This blog is a way of sharing the information and resources that have helped me to recover my son Roo from an Autism Spectrum Disorder. What I have learned is to view our symptoms as the results of underlying biological cause, which can be identified and healed. I say "our symptoms" because I also have a neuro-immune disorder called Myalgic Encephalomyelitis.

And, of course, I am not a doctor (although I have been known to impersonate one while doing imaginative play with my son)- this is just our story and information that has been helpful or interesting to us. I hope it is helpful and interesting to you!

Tuesday, May 25, 2010

Autism and the Gut Connection, the Science

It was back in the 1960s that evidence was brought to the late Dr Rimland about the potential of a gluten-free diet to help people with autism.  At the time, he predicted that this would be common knowledge within 15 years.  More than 15 years later, he was contacted by Karyn Seroussi, the mother of a boy who recovered from autism by following a GF/CF diet and the author of the book "Unraveling the Mystery of Autism and Pervasive Developmental Disorder" while researching the almost unknown topic of dietary intervention for autism.  Her book is a classic, BTW, and one of the books that really inspired me to pursue this path with Roo.

Conventional medicine has been so complacent when it comes to treating the often painful "co-morbids" of autism, including the now well-documented GI effects.  Dietary intervention, like most effective treatments for autism, has been pioneered, researched, and promoted by parents of kids with autism.  This has become one of the central aspects of the biomedical approach and has helped so many thousands of kids.  While it's true that much of the evidence is anecdotal, once you reach thousands of anecdotal cases that are consistent and supported by sound biologically based reasoning, this does comprise meaningful evidence.  Conventional medicine seems to have taken on discrediting special diet as a personal vendetta.  They slammed Dr Wakefield for having only 12 kids in his Lancet study (which, BTW, wasn't a study- it was a consecutive case report and as such 11 cases is a legitimate number) while at the same time rallying around studies with as few as 5 test subjects as proof that diet doesn't work.
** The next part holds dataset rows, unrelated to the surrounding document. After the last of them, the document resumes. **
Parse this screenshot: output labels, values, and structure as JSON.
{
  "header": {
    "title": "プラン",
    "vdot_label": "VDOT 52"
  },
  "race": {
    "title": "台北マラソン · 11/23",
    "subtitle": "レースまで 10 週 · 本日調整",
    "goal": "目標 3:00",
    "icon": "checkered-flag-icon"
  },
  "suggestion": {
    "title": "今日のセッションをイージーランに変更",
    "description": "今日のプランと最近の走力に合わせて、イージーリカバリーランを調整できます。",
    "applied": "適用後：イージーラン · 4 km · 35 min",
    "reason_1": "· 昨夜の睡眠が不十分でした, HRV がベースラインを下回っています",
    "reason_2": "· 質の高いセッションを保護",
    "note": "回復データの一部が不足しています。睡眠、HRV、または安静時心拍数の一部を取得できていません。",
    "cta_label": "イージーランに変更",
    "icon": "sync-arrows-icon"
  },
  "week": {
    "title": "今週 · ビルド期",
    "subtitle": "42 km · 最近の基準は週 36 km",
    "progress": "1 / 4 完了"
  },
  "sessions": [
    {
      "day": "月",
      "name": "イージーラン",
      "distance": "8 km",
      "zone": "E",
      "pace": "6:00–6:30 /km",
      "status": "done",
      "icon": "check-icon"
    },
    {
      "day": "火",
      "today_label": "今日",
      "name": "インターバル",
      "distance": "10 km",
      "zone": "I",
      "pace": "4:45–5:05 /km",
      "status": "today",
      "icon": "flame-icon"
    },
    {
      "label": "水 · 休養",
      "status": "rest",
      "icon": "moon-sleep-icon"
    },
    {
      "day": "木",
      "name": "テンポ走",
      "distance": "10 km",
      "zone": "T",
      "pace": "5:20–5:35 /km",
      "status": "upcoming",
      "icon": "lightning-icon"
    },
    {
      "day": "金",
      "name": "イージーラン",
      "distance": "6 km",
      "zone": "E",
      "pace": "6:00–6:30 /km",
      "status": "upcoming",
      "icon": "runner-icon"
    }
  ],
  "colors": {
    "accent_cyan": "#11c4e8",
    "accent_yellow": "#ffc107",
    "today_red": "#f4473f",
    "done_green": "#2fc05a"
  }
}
The most recent study to supposedly prove that diet is not effective in treating autism had only 14 test subjects yet the media and medical establishment is declaring that this is the last nail in the coffin of special diet and proclaiming that parents who continue to pursue this discredited intervention are desperate and misled.  In response, Karyn Seroussi has compiled this list of abstracts of peer-reviewed, published research that supports the efficacy of special diets in treating autism.  There is so much to say about this study in particular and the larger question of how best to use special diets in treating spectrum disorders, which BTW is a quite a complicated issue.

Gluten-free, casein-free is a good place to start, but most kids need the diet to be customized to their specific issues.  Additional diet restrictions and special diets that can be "layered" on include SCD (Specific Carbohydrate Diet), FAILSAFE diet, Feingold diet, low oxalate, low salicylate, low glutmate, low sulfur or low thiol,  low histamine or other -amine, low phenol, yeast-free or low-yeast, GAPS (Gut and Psychology Syndrome), as well as avoidance of any IgE or IgG allergens.  There is so much to say, but this post, written by the father of a child with Asperger's says so much of what I would say.

I've been asked by quite a few relatives and friends why the medical establishment would be so opposed to the use of special diet to treat autism.  I'm sure it's a complex question, and I'm sure there are many answers, but I think that it basically comes down to 2 things- 1) the fact that diet works for so many kids takes you down a road of inquiry into the biological underpinnings of autism that is very inconvenient to many people, and 2) who do a bunch of parents think they are to come up with an effective treatment when they haven't gone to medical school?  As the response to the latest study shows, it is still up to parents and a few dedicated professionals to continue studying and advocating for this safe and effective intervention.

Since I wrote the above part of this post, the FDA has approved clinical trials of an enzyme that aids in protein digestion as a treatment for autism.  There are several fascinating things about this- for one, they site the work of Dr Wakefield as part of the scientific basis of this approach to treating autism, and second, they are specifically saying that this enzyme is for treating the symptoms of autism itself, rather than just saying that it treats the digestive issues that are co-morbid with autism.  That is a big step forward in recognizing that autism is a physical, medical illness not a mental illness. 

A post on the blog The Autism Epidemic and Related Issues give and excellent summary of the background of gut issues in autism, from signs of gut disease in Kanner's first 11 cases, to research that has found that 70-80% of people diagnosed with autism have bowel disease, to a discussion of the bowel disease that the children in Dr Wakefield's 1998 Lancet paper suffer from.  At the end there are also videos of the parents of the "Lancet 12" as they are called speaking on behalf of their children. It' very moving and I appreciate that he chose to include that.  The site also includes citations of research that support the findings of gut issues in people with autism.

More  references and information:

List of research regarding the gut and special diet in autism from the blog Mrs Ed's Research and Recipes